Leading up to this year’s NFL draft, I’ve been writing—and will be continuing to write—fantasy profiles of the top rookies coming into the league this year. Last week I covered running backs, profiling Leonard Fournette, Dalvin Cook, and Christian McCaffrey. All three have the potential to be fantasy studs their rookie season and that got me wondering: Has there ever been a running back class with as much fantasy potential as the one this year?
So naturally, I investigated.
I looked back over the past 10 years at every running back drafted in the first two rounds—I’m assuming the three backs this year will be drafted in the top two rounds, probably even all in the first—and combined the fantasy points they scored their rookie season. The goal is to see a) what the most collective points scored by an incoming batch of rookie running backs is and b) how high the is bar set for the guys coming in this year.

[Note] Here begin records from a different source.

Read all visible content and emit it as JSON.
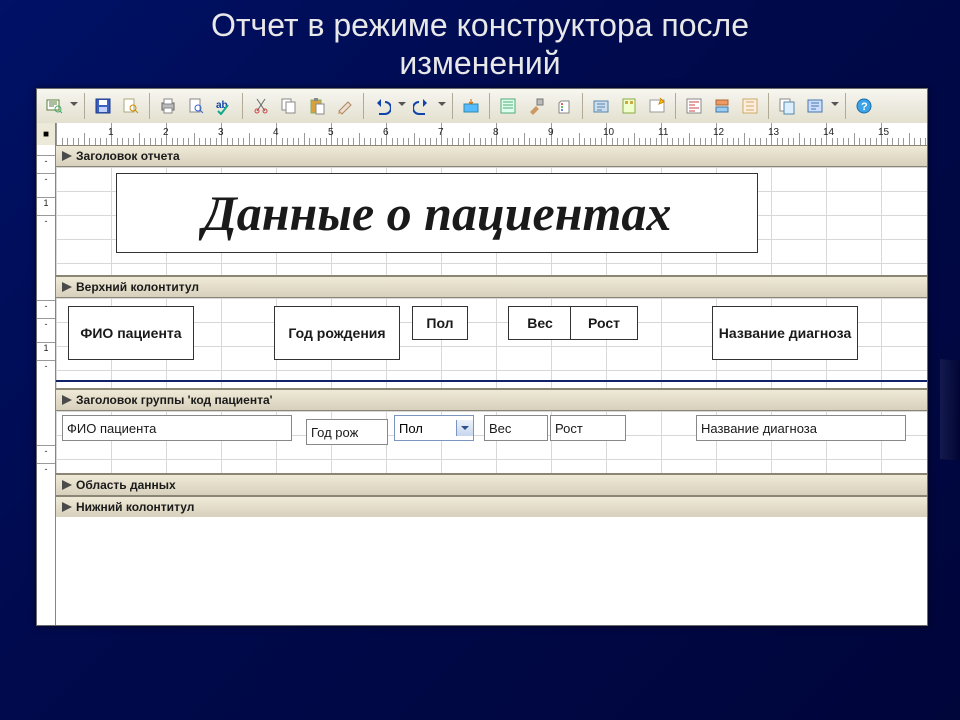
{
  "slide": {
    "title_line1": "Отчет в режиме конструктора после",
    "title_line2": "изменений"
  },
  "toolbar": {
    "icons": [
      "view",
      "save",
      "filesearch",
      "print",
      "preview",
      "spell",
      "cut",
      "copy",
      "paste",
      "format",
      "undo",
      "redo",
      "insert",
      "field",
      "tools",
      "code",
      "tab",
      "dbtool",
      "newobj",
      "props",
      "build",
      "wizard",
      "autoformat",
      "code2",
      "help"
    ]
  },
  "ruler": {
    "units_cm": [
      1,
      2,
      3,
      4,
      5,
      6,
      7,
      8,
      9,
      10,
      11,
      12,
      13,
      14,
      15
    ]
  },
  "sections": {
    "report_header": "Заголовок отчета",
    "page_header": "Верхний колонтитул",
    "group_header": "Заголовок группы 'код пациента'",
    "detail": "Область данных",
    "page_footer": "Нижний колонтитул"
  },
  "report_title": "Данные о пациентах",
  "column_labels": {
    "fio": "ФИО пациента",
    "year": "Год рождения",
    "sex": "Пол",
    "weight": "Вес",
    "height": "Рост",
    "diag": "Название диагноза"
  },
  "fields": {
    "fio": "ФИО пациента",
    "year": "Год рож",
    "sex": "Пол",
    "weight": "Вес",
    "height": "Рост",
    "diag": "Название диагноза"
  },
  "vruler_report": [
    "1"
  ],
  "vruler_page": [
    "1"
  ]
}
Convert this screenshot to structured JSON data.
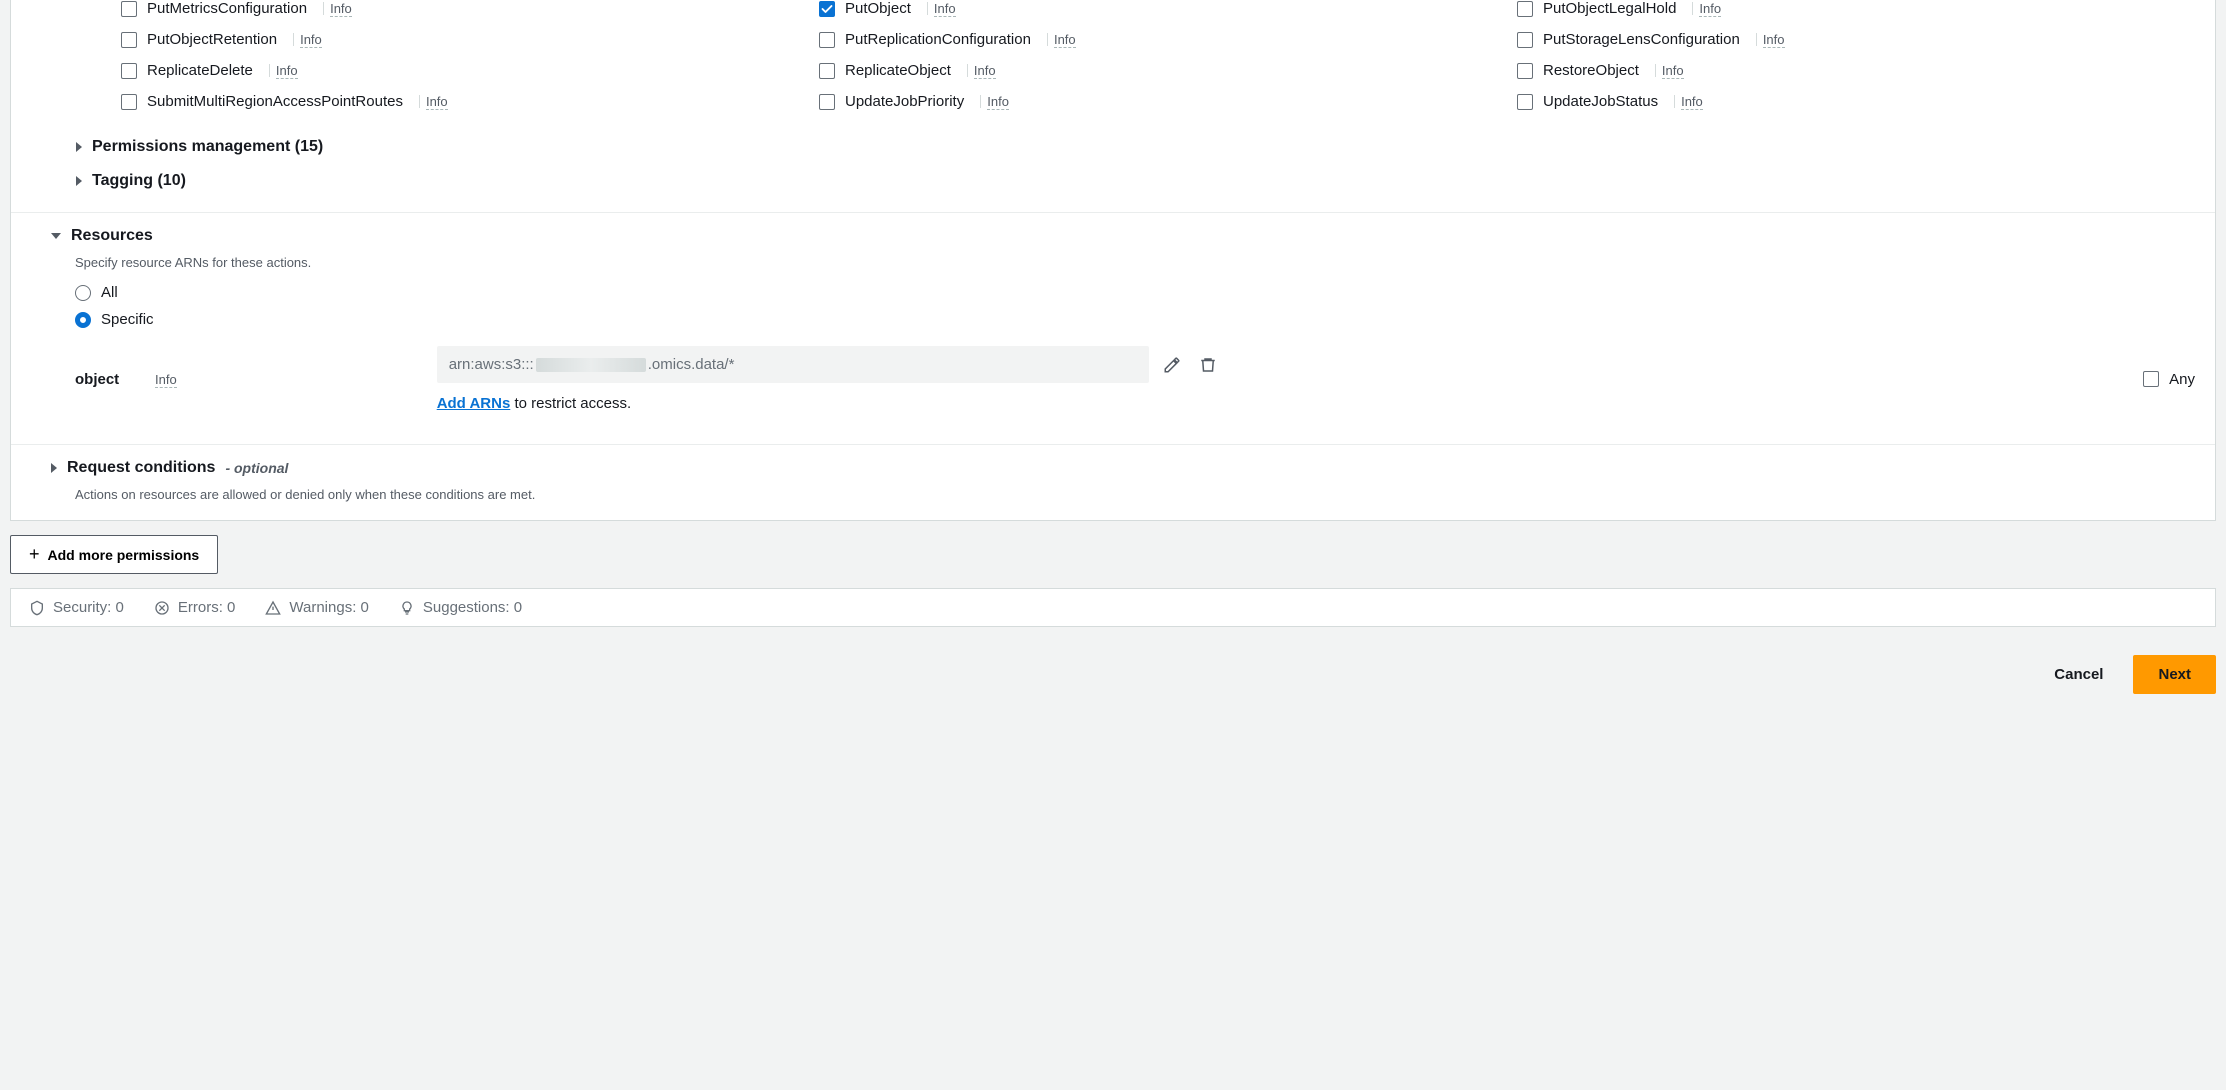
{
  "infoLabel": "Info",
  "actions": [
    {
      "label": "PutMetricsConfiguration",
      "checked": false
    },
    {
      "label": "PutObject",
      "checked": true
    },
    {
      "label": "PutObjectLegalHold",
      "checked": false
    },
    {
      "label": "PutObjectRetention",
      "checked": false
    },
    {
      "label": "PutReplicationConfiguration",
      "checked": false
    },
    {
      "label": "PutStorageLensConfiguration",
      "checked": false
    },
    {
      "label": "ReplicateDelete",
      "checked": false
    },
    {
      "label": "ReplicateObject",
      "checked": false
    },
    {
      "label": "RestoreObject",
      "checked": false
    },
    {
      "label": "SubmitMultiRegionAccessPointRoutes",
      "checked": false
    },
    {
      "label": "UpdateJobPriority",
      "checked": false
    },
    {
      "label": "UpdateJobStatus",
      "checked": false
    }
  ],
  "expanders": {
    "permMgmt": "Permissions management (15)",
    "tagging": "Tagging (10)"
  },
  "resources": {
    "title": "Resources",
    "subtitle": "Specify resource ARNs for these actions.",
    "radios": {
      "all": "All",
      "specific": "Specific"
    },
    "objectLabel": "object",
    "arnPrefix": "arn:aws:s3:::",
    "arnSuffix": ".omics.data/*",
    "addArnsLink": "Add ARNs",
    "addArnsTail": " to restrict access.",
    "anyLabel": "Any"
  },
  "conditions": {
    "title": "Request conditions",
    "optional": "- optional",
    "subtitle": "Actions on resources are allowed or denied only when these conditions are met."
  },
  "addMorePerms": "Add more permissions",
  "stats": {
    "security": "Security: 0",
    "errors": "Errors: 0",
    "warnings": "Warnings: 0",
    "suggestions": "Suggestions: 0"
  },
  "footer": {
    "cancel": "Cancel",
    "next": "Next"
  }
}
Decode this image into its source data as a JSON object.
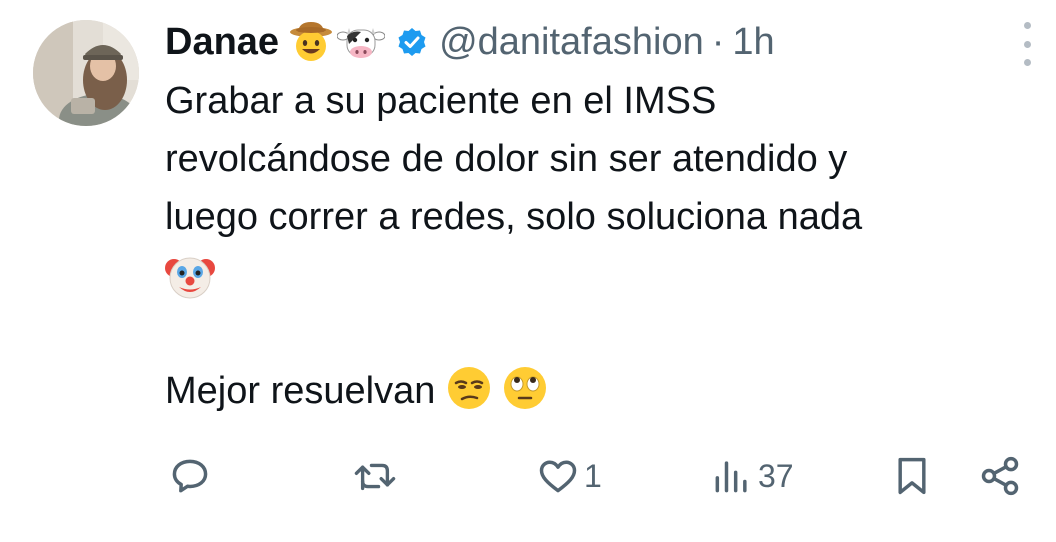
{
  "author": {
    "name": "Danae",
    "name_emojis": [
      "cowboy-hat-face",
      "cow-face"
    ],
    "verified": true,
    "handle": "@danitafashion",
    "separator": "·",
    "time": "1h"
  },
  "tweet": {
    "lines": [
      "Grabar a su paciente en el IMSS",
      "revolcándose de dolor sin ser atendido y",
      "luego correr a redes, solo soluciona nada"
    ],
    "clown_emoji": "clown-face",
    "last_line": "Mejor resuelvan",
    "last_line_emojis": [
      "unamused-face",
      "face-with-rolling-eyes"
    ]
  },
  "actions": {
    "reply": {
      "icon": "reply-icon",
      "count": ""
    },
    "retweet": {
      "icon": "retweet-icon",
      "count": ""
    },
    "like": {
      "icon": "heart-icon",
      "count": "1"
    },
    "views": {
      "icon": "views-icon",
      "count": "37"
    },
    "bookmark": {
      "icon": "bookmark-icon"
    },
    "share": {
      "icon": "share-icon"
    }
  },
  "colors": {
    "text": "#0f1419",
    "muted": "#536471",
    "verified_blue": "#1d9bf0"
  }
}
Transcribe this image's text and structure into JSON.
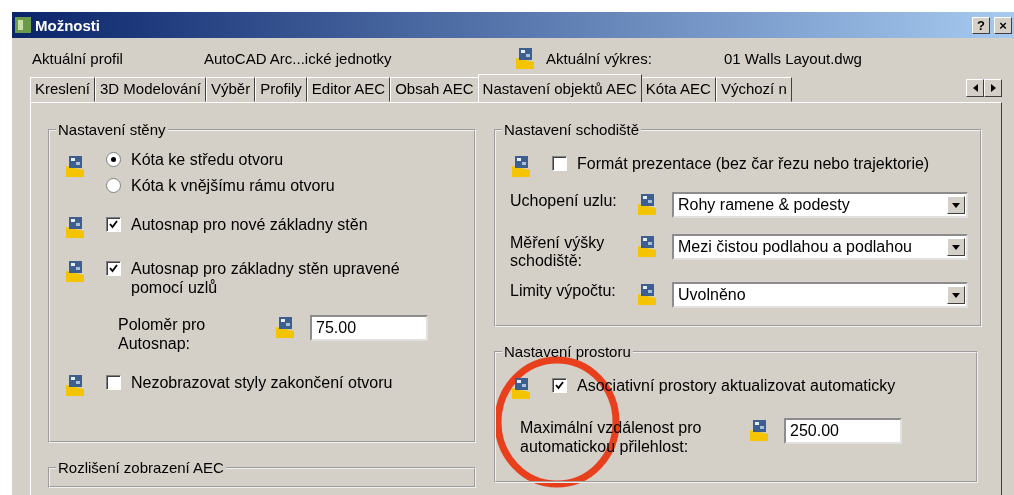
{
  "window": {
    "title": "Možnosti",
    "help": "?",
    "close": "×"
  },
  "profile": {
    "label": "Aktuální profil",
    "value": "AutoCAD Arc...ické jednotky"
  },
  "drawing": {
    "label": "Aktuální výkres:",
    "value": "01 Walls Layout.dwg"
  },
  "tabs": [
    {
      "label": "Kreslení",
      "selected": false
    },
    {
      "label": "3D Modelování",
      "selected": false
    },
    {
      "label": "Výběr",
      "selected": false
    },
    {
      "label": "Profily",
      "selected": false
    },
    {
      "label": "Editor AEC",
      "selected": false
    },
    {
      "label": "Obsah AEC",
      "selected": false
    },
    {
      "label": "Nastavení objektů AEC",
      "selected": true
    },
    {
      "label": "Kóta AEC",
      "selected": false
    },
    {
      "label": "Výchozí n",
      "selected": false
    }
  ],
  "wall_settings": {
    "title": "Nastavení stěny",
    "items": [
      {
        "kind": "radio",
        "options": [
          {
            "label": "Kóta ke středu otvoru",
            "selected": true
          },
          {
            "label": "Kóta k vnějšímu rámu otvoru",
            "selected": false
          }
        ]
      },
      {
        "kind": "checkbox",
        "label": "Autosnap pro nové základny stěn",
        "checked": true
      },
      {
        "kind": "checkbox",
        "label": "Autosnap pro základny stěn upravené pomocí uzlů",
        "checked": true
      },
      {
        "kind": "number",
        "label": "Poloměr pro Autosnap:",
        "value": "75.00"
      },
      {
        "kind": "checkbox",
        "label": "Nezobrazovat styly zakončení otvoru",
        "checked": false
      }
    ]
  },
  "display_resolution": {
    "title": "Rozlišení zobrazení AEC"
  },
  "stair_settings": {
    "title": "Nastavení schodiště",
    "items": [
      {
        "kind": "checkbox",
        "label": "Formát prezentace (bez čar řezu nebo trajektorie)",
        "checked": false
      },
      {
        "kind": "dropdown",
        "label": "Uchopení uzlu:",
        "value": "Rohy ramene & podesty"
      },
      {
        "kind": "dropdown",
        "label": "Měření výšky schodiště:",
        "value": "Mezi čistou podlahou a podlahou"
      },
      {
        "kind": "dropdown",
        "label": "Limity výpočtu:",
        "value": "Uvolněno"
      }
    ]
  },
  "space_settings": {
    "title": "Nastavení prostoru",
    "items": [
      {
        "kind": "checkbox",
        "label": "Asociativní prostory aktualizovat automaticky",
        "checked": true
      },
      {
        "kind": "number",
        "label": "Maximální vzdálenost pro automatickou přilehlost:",
        "value": "250.00"
      }
    ]
  }
}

Let’s get it.
2011: 323.8 fantasy points
Shane Vereen (11.7), Montario Hardesty (37.8), Daniel Thomas (69.3), Mark Ingram (81.0), Ben Tate (124.0)
2014: 324.2 fantasy points
Carlos Hyde (62.1), Bishop Sankey (78.2), Jeremy Hill (183.9)
2010: 355.4 fantasy points
C.J. Spiller (45.0), Toby Gerhart (51.9), Ryan Mathews (119.3), Jahvid Best (139.2)
There’s a lot here to unpack. Firstly, Ben Tate was the best rookie fantasy back taken in the first two rounds in 2011. Let that sink in. I always enjoy exercises like this because you look back over the annals of history and see players you and NFL teams were so hyped on only to realize how wrong you both were. Also pour some out for Jahvid Best who had to retire early from the NFL due to concussions.
2016: 386.1 fantasy points
Derrick Henry (92.7), Ezekiel Elliott (293.4)
2015: 474.6 fantasy points
Melvin Gordon (75.3), Ameer Abdullah (92.0), T.J. Yeldon (119.9), Todd Gurley (187.4)
2009: 478.1 fantasy points
Donald Brown (62.0), LeSean McCoy (118.5), Beanie Wells (131.6), Knowshon Moreno (166.0)
I didn’t expect 2016 to be this low in total fantasy points, though it clearly makes sense when only two backs were taken in the first two rounds. Good old Zeke did his best to carry the team, but even his 293.4 points weren’t enough to warrant a higher ranking. I also find it hilarious that Beanie Wells (remember him!?) scored more points his rookie year than LeSean McCoy. Shady has more than made up for his slow start.
2007: 534.6 fantasy points
Chris Henry (29.2), Brandon Jackson (45.7), Brian Leonard (48.6), Marshawn Lynch (176.2), Adrian Peterson (234.9)
2013: 642.6 fantasy points
Christine Michael (7.9), Montee Ball (88.4), Giovani Bernard (166.9), Le'Veon Bell (171.9), Eddie Lacy (207.5)
2012: 719.9 fantasy points
Isaiah Pead (5.0), LaMichael James (15.4), Ryan Williams (16.8), David Wilson (67.2), Mikel Leshoure (149.2), Trent Richardson (203.7), Doug Martin (262.6)
This class of years is all about greatness in numbers. Each year had at least five running backs going in the first two rounds and at least two each year scoring triple digit fantasy points. Eddie Lacy’s rookie year is the reason people still hope that he can get back on track in Seattle. He was a dominate back and fantasy option and people, myself definitely included, are clinging to that last fading hope that he’ll return. Also, I know I mentioned this in my Fournette preview, but Trent Richardson was the 9th best fantasy back his rookie year. Have you let that sink in yet?
2008: 820.8 fantasy points
Rashard Mendenhall (7.5), Felix Jones (45.6), Ray Rice (71.7), Darren McFadden (99.4), Jonathan Stewart (146.3), Chris Johnson (207.8), Matt Forte (242.5)
On the onset of this investigation, if you had asked me which year I think would be the top in terms of total fantasy points, I probably would have guessed 2007 or maybe 2013. The class of 2008 does not get the attention it deserves, especially when it comes to running backs. Though, I could see that lack of attention stemming from the fact that McFadden was the first running back drafted overall at pick number 4. Forte was a second round pick and so was Rice.
So there you have it. Fournette, Cook and McCaffrey, since I know you’re reading this right now, there is the bar you guys have to beat. If the three of them land in the right situations and stay healthy, I think this could be overtaken. I would not be surprised to see all three finish in triple digits at the end of their rookie seasons. We shall see.